And that's where my argument falls down.

For many people, life should be much better than it is, and a new survey by Forbes magazine concludes that "the Golden State has never looked less golden". Read more

Thanks American taxpayers: GM, Chrysler Manager Bonuses Said to Reach 50% of Salary

General Motors Co. and Chrysler Group LLC, which each received government-funded bailouts, may award some managers bonuses of as much as 50 percent of their salary, said four people familiar with the plans.

GM plans to pay bonuses to most managers equal to 15 percent to 20 percent of their annual salary and as high as 50 percent to less than 1 percent of its 26,000 U.S. salaried employees, said one of the people, who asked not to be named revealing internal plans. Bonuses for Chrysler’s 10,755 salaried workers will average about $10,000, with a small group getting as much as half of their salary, one of the people said.
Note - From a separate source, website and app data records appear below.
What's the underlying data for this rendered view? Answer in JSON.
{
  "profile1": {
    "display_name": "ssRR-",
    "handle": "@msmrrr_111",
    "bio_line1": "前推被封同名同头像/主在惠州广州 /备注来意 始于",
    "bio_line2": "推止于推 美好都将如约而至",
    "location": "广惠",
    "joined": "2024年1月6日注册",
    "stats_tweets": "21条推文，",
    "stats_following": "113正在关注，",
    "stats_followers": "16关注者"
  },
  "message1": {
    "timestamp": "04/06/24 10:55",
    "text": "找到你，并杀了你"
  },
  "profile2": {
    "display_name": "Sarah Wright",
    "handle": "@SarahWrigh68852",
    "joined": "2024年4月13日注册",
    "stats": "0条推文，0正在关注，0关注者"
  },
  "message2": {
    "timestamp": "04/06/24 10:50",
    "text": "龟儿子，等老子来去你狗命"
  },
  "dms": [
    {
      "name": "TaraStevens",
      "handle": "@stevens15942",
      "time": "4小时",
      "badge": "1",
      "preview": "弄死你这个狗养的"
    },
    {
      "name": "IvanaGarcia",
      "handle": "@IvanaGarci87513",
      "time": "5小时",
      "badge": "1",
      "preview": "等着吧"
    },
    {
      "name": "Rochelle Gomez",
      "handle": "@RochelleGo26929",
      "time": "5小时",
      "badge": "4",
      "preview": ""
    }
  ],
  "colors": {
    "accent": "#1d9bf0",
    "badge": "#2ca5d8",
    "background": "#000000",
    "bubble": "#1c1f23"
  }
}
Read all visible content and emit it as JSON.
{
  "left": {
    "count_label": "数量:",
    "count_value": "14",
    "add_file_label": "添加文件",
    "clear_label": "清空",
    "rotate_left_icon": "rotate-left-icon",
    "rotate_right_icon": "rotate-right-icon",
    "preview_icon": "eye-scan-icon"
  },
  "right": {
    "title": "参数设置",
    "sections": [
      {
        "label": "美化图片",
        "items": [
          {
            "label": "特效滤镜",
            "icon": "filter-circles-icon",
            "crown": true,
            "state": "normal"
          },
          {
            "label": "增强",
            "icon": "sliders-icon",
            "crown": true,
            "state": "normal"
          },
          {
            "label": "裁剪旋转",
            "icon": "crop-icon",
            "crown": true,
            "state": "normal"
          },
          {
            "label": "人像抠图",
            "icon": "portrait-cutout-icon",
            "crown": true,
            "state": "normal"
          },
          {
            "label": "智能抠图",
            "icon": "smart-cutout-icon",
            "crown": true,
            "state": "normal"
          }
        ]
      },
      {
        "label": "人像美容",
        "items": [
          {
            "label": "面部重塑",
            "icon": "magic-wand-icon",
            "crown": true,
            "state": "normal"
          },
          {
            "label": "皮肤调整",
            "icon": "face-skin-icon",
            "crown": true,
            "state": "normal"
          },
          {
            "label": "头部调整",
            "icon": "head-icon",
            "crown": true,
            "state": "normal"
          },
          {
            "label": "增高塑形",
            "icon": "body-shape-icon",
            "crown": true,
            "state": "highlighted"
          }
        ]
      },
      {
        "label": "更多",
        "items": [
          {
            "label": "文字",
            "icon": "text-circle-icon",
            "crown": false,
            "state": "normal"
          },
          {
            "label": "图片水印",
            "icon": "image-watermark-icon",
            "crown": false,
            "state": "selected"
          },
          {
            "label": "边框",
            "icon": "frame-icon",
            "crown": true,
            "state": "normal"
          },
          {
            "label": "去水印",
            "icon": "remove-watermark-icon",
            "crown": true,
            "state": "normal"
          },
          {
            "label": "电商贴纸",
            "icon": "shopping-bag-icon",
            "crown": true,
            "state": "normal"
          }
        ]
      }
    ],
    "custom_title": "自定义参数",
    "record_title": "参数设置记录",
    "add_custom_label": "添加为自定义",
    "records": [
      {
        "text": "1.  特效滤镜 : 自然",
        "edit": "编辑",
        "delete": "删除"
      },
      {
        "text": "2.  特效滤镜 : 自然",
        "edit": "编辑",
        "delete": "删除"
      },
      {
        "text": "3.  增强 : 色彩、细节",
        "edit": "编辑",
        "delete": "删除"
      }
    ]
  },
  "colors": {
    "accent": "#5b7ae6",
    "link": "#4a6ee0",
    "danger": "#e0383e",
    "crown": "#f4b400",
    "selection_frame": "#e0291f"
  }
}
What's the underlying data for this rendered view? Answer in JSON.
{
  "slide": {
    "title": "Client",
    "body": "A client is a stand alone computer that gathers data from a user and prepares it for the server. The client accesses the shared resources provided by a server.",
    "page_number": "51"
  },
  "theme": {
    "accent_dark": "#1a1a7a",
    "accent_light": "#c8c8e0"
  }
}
The payouts come as GM, Chrysler and Ford Motor Co. prepare for contract talks this year with the United Auto Workers, which is seeking a share of the industry’s growing prosperity. Ford, the only U.S. automaker to avoid bankruptcy in 2009, is expected to pay bonuses equal to 10 percent or more of base pay to some salaried staff, said a person familiar with the plan. Read more

UK Dole Queue Lengthens Unexpectedly

The number of jobseekers claiming jobseekers allowance rose unexpectedly in January, with 2,400 more people on the dole.

The total claimant count reached 1.46 million.

Economists were taken by surprise as they had expected a fall in the number.

Unemployment for the three months to December rose to 2.49 million.

Joblessness among 16 to 24-year-olds reached the highest level since records began in 1992.

The youth unemployment rate soared to 20.5% with 965,000 young people out of work.


Note: Unexpectedly??, Sometimes I wonder if I actualy live on the same planet, isnt it obvious that the economy is getting worse?

Solar flare affects shortwave radio communications in southern China - 16 th Feb 2011

BEIJING, Feb. 15 (Xinhua) -- A large solar flare accompanied by electromagnetic storms affected shortwave radio communications in southern China on Tuesday, according to the China Meteorological Administration (CMA).

The CMA's space weather monitoring center reported that it had spotted the X2.2-class solar flare at 9:56 a.m. Tuesday Beijing Time.

Xue Bingsen, a researcher with the center, said the solar flare caused sudden ionospheric disturbances in the atmosphere above China and affected shortwave radio communications, according to a CMA statement.

A solar flare is a violent explosion in the sun's atmosphere caused by huge magnetic activity. The flares produce large amounts of radiation that can affect the Earth's ionosphere and disrupt radio communications.

The space weather monitoring center said there is a high probability that large solar flares will appear in the next three days. Source

Note: Warnings that a solar flare could disrupt our communications have been denied by a meteorological expert who has claimed that there is "no evidence" this could happen. Source

Sun fires off major solar flare - Strongest Since 2003 - 16th Feb 2011

The most powerful solar flare in years erupted from the sun on Tuesday, sending a blast of X-rays from a hotspot of activity that may still belch solar storms in the days to come.

The sun unleashed the flare on Tuesday at about 1:44 am (Greenwich Mean Time) from a sunspot region that was barely visible last week. Since then the spot has grown to more than 100,000 kilometers across - nearly eight times the width of the Earth.

The United States' National Oceanic and Atmospheric Administration's (NOAA) Space Weather Prediction Center in Colorado categorized the flare as a class X2.2, the strongest solar flare observed so far in 2011.

"Astronomers have five categories of flares: A, B, C, M and X," explained Bao Xingming, solar physicist with the National Astronomical Observatories of the Chinese Academy of Sciences.

"The M and X flares are the most potent and the one that erupted (on Tuesday) was an X2.2, which is just about the most powerful flare we've seen in many years." Read More